Francis and I were running against God, in the sense that we wanted to know what made us human. Both of us had been subjected to religious truths which came by revelation, and we didn't have much acceptance of truths by revelation. We wanted to know really what we were. We both were very curious what life was.
In a sudden burst of insight, Watson and Crick built a model out of brass plates and clamps and other bits of laboratory equipment in 1953. As they worked, they realized that nucleic acids are arranged on a twisted ladder, with two runners made of phosphates and sugars, and a series of rungs made of pairs of organic compounds known as bases. Years later, they won the Nobel Prize for this frenzy of discovery of DNA's double helix.
Major current advances in science, namely genetic fingerprinting and modern forensics, the mapping of the human genome, and the promise, yet unfulfilled, of gene therapy, all have their origins in Watson and Crick's inspired work. The double helix has not only reshaped biology, it has become a cultural icon, represented in sculpture, visual art, jewelry, and toys.
Watson and Crick never enjoyed the easiest of relationships. "I wanted to start my book [The Double Helix] with the sentence, 'I've never seen Francis in a modest mood' but the lawyer wanted me to change it to 'seldom'," Watson laughs.
Drawing on the experimental results of others (they conducted no DNA experiments of their own), taking advantage of their complementary scientific backgrounds in physics and X-ray crystallography (Crick) and viral and bacterial genetics (Watson), and relying on their brilliant intuition, persistence, and luck, the two showed that DNA had a structure sufficiently complex and yet elegantly simple enough to be the master molecule of life.
“It was precisely their lack of preconceived notions that gave Watson and Crick an advantage in ﬂexibility in considering many possibilities that might have been rejected in a more systematic and deliberate approach.”
They also knew that DNA included different amounts of the four bases adenine, thymine, guanine and cytosine (usually abbreviated A, T, G and C), but nobody had the slightest idea of what the molecule might look like.
Watson and Crick took a crucial conceptual step, suggesting the molecule was made of two chains of nucleotides, each in a helix as Franklin had found, but one going up and the other going down. Crick had just learned of Chargaff's findings about base pairs in the summer of 1952. He added that to the model, so that matching base pairs interlocked in the middle of the double helix to keep the distance between the chains constant.

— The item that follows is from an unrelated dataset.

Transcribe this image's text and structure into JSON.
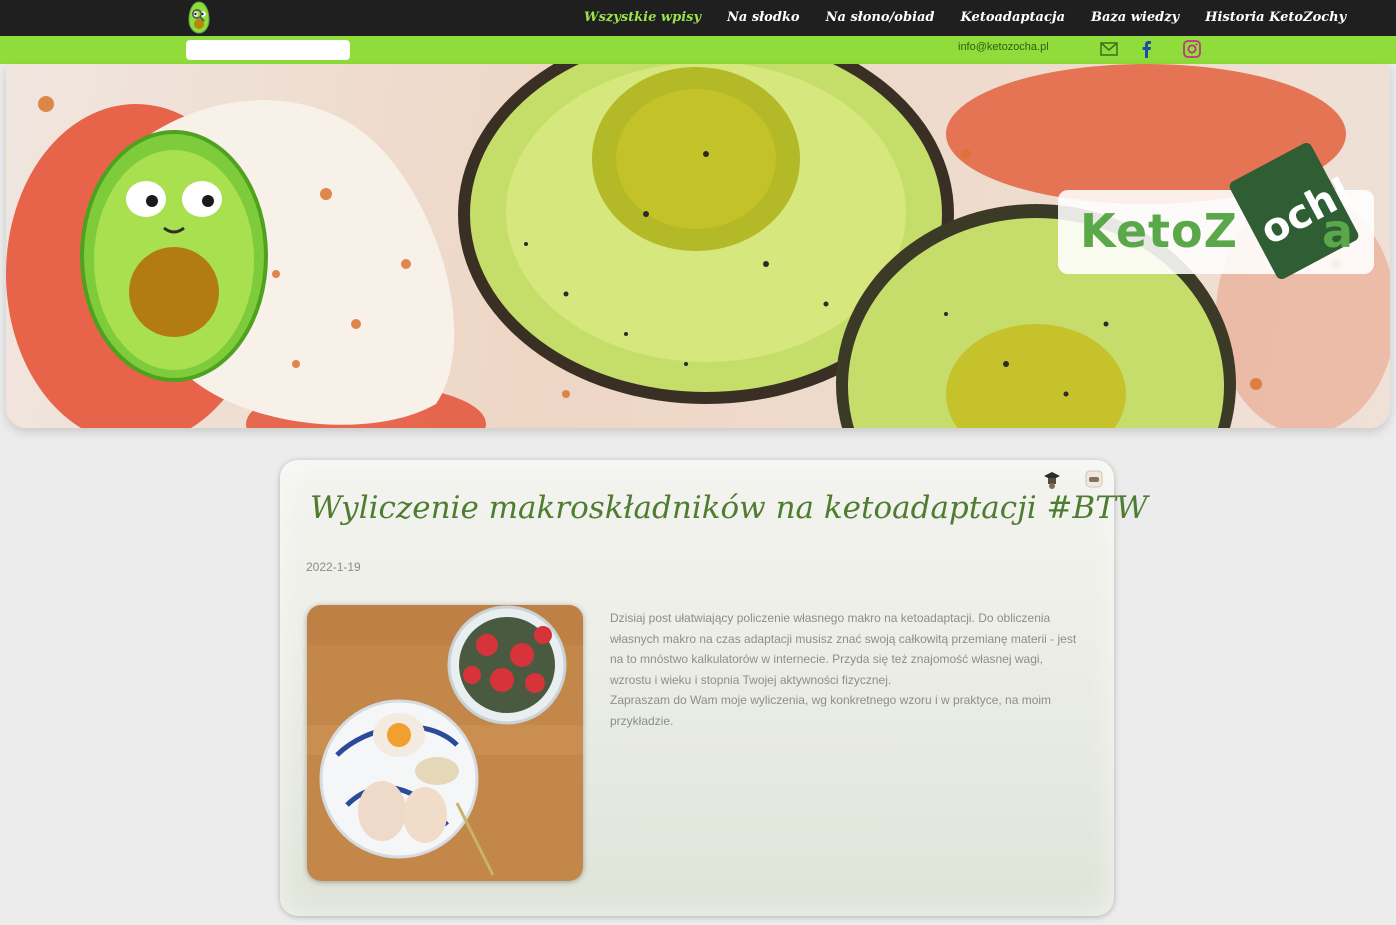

he had a credible model structure of DNA. “Not by logic but serendipity,” as Crick put it, Watson had found base pairing that worked. He was using neither Chargaff’s rules, which, Donohue noted, he was still “cheerfully disregarding,” nor the crystallographic evidence that had moved Crick two weeks before.

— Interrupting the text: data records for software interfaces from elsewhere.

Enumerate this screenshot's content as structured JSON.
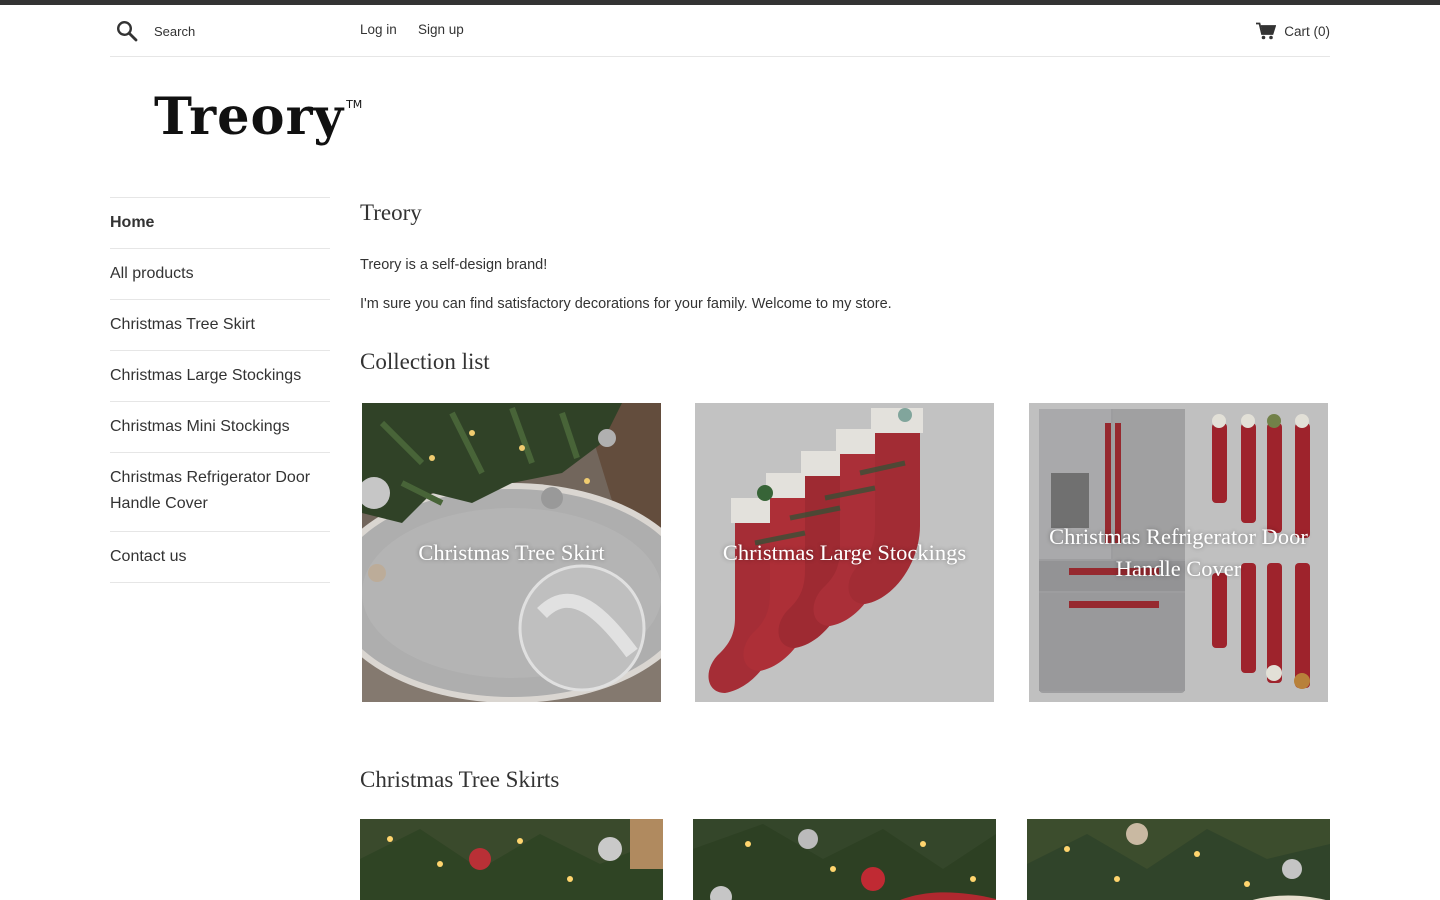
{
  "header": {
    "search_placeholder": "Search",
    "login_label": "Log in",
    "signup_label": "Sign up",
    "cart_label": "Cart (0)"
  },
  "logo": {
    "text": "Treory",
    "mark": "TM"
  },
  "sidebar": {
    "items": [
      {
        "label": "Home",
        "active": true
      },
      {
        "label": "All products"
      },
      {
        "label": "Christmas Tree Skirt"
      },
      {
        "label": "Christmas Large Stockings"
      },
      {
        "label": "Christmas Mini Stockings"
      },
      {
        "label": "Christmas Refrigerator Door Handle Cover"
      },
      {
        "label": "Contact us"
      }
    ]
  },
  "main": {
    "title": "Treory",
    "intro_lines": [
      "Treory is a self-design brand!",
      "I'm sure you can find satisfactory decorations for your family. Welcome to my store."
    ],
    "collection_heading": "Collection list",
    "collections": [
      {
        "label": "Christmas Tree Skirt"
      },
      {
        "label": "Christmas Large Stockings"
      },
      {
        "label": "Christmas Refrigerator Door Handle Cover"
      }
    ],
    "skirts_heading": "Christmas Tree Skirts"
  },
  "colors": {
    "top_strip": "#333333",
    "text": "#333333",
    "divider": "#e6e6e6"
  }
}
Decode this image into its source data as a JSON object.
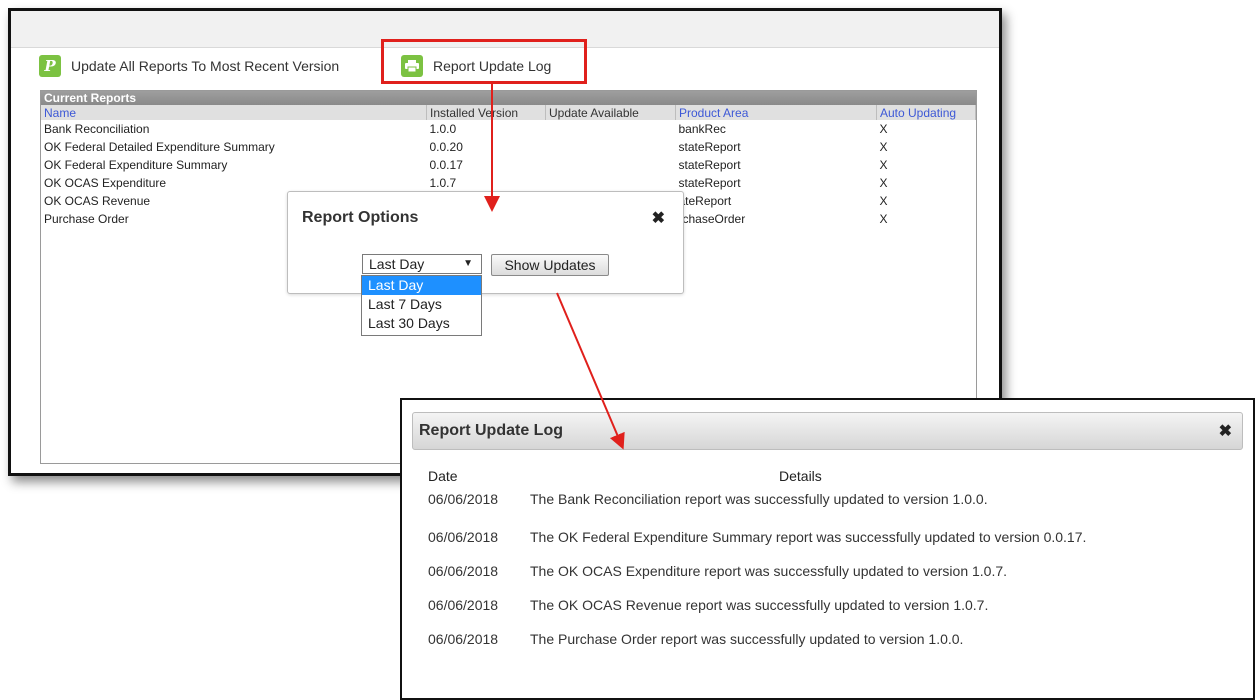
{
  "toolbar": {
    "update_all_label": "Update All Reports To Most Recent Version",
    "report_log_label": "Report Update Log"
  },
  "reports_panel": {
    "title": "Current Reports",
    "columns": [
      "Name",
      "Installed Version",
      "Update Available",
      "Product Area",
      "Auto Updating"
    ],
    "rows": [
      [
        "Bank Reconciliation",
        "1.0.0",
        "",
        "bankRec",
        "X"
      ],
      [
        "OK Federal Detailed Expenditure Summary",
        "0.0.20",
        "",
        "stateReport",
        "X"
      ],
      [
        "OK Federal Expenditure Summary",
        "0.0.17",
        "",
        "stateReport",
        "X"
      ],
      [
        "OK OCAS Expenditure",
        "1.0.7",
        "",
        "stateReport",
        "X"
      ],
      [
        "OK OCAS Revenue",
        "",
        "",
        "ateReport",
        "X"
      ],
      [
        "Purchase Order",
        "",
        "",
        "rchaseOrder",
        "X"
      ]
    ]
  },
  "report_options": {
    "title": "Report Options",
    "close": "✖",
    "selected_range": "Last Day",
    "options": [
      "Last Day",
      "Last 7 Days",
      "Last 30 Days"
    ],
    "show_updates_label": "Show Updates"
  },
  "update_log": {
    "title": "Report Update Log",
    "close": "✖",
    "date_header": "Date",
    "details_header": "Details",
    "entries": [
      {
        "date": "06/06/2018",
        "details": "The Bank Reconciliation report was successfully updated to version 1.0.0."
      },
      {
        "date": "06/06/2018",
        "details": "The OK Federal Expenditure Summary report was successfully updated to version 0.0.17."
      },
      {
        "date": "06/06/2018",
        "details": "The OK OCAS Expenditure report was successfully updated to version 1.0.7."
      },
      {
        "date": "06/06/2018",
        "details": "The OK OCAS Revenue report was successfully updated to version 1.0.7."
      },
      {
        "date": "06/06/2018",
        "details": "The Purchase Order report was successfully updated to version 1.0.0."
      }
    ]
  },
  "colors": {
    "annotation_red": "#e0201c",
    "icon_green": "#7cc242",
    "link_blue": "#3d58d6",
    "dropdown_highlight": "#1e90ff"
  }
}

Their model served to explain how DNA replicates and how hereditary information is coded on it. This set the stage for the rapid advances in molecular biology that continue to this day.
The structure so perfectly fit the experimental data that it was almost immediately accepted. DNA's discovery has been called the most important biological work of the last 100 years, and the field it opened may be the scientific frontier for the next 100.

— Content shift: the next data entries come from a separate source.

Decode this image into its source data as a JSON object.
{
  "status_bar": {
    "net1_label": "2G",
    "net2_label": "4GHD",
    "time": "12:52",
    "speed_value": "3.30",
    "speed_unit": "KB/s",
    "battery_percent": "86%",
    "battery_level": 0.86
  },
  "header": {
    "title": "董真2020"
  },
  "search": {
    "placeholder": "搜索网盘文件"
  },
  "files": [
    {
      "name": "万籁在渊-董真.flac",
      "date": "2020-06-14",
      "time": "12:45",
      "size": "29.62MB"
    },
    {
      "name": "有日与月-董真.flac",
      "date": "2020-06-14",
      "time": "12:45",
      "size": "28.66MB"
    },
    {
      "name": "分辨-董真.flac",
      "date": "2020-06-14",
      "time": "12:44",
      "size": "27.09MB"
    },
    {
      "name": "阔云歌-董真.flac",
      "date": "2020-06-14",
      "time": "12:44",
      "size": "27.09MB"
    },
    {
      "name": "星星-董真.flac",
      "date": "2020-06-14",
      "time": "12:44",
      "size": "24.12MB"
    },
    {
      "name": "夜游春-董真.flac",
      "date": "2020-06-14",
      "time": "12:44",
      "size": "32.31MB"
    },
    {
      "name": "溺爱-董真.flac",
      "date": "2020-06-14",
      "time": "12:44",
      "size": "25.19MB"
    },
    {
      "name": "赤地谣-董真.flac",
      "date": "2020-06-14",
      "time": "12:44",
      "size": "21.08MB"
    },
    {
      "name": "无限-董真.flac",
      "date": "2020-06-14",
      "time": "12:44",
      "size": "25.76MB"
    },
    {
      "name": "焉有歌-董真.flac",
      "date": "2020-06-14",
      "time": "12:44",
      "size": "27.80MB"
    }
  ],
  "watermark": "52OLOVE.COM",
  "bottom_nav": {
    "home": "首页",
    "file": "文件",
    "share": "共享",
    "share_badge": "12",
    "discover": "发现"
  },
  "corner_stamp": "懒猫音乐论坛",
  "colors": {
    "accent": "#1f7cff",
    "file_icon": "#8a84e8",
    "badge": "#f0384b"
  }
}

What they found was that different letters of the genetic structure could be superimposed on one another without changing anything. Everything had to be equidistant and smooth.
We also know that there are two basic categories of nitrogenous bases: the purines (adenine [A] and guanine [G]), each with two fused rings, and the pyrimidines (cytosine [C], thymine [T], and uracil [U]), each with a single ring.
Inspired by Pauling’s success in working with molecular models, Watson and Crick rapidly put together several models of DNA and attempted to incorporate all the evidence they could gather. Franklin’s excellent X-ray photographs, to which they had gained access without her permission, were critical to the correct solution.
Watson and Crick used stick-and-ball models to test their ideas on the possible structure of DNA. Other scientists used experimental methods instead. Among them were Rosalind Franklin and Maurice Wilkins, who were using X-ray diffraction to understand the physical structure of the DNA molecule.
Francis Crick and I made the discovery of the century, that was pretty clear. We made it, and I guess time has justified people paying all this respect to me in spite of my bad manners.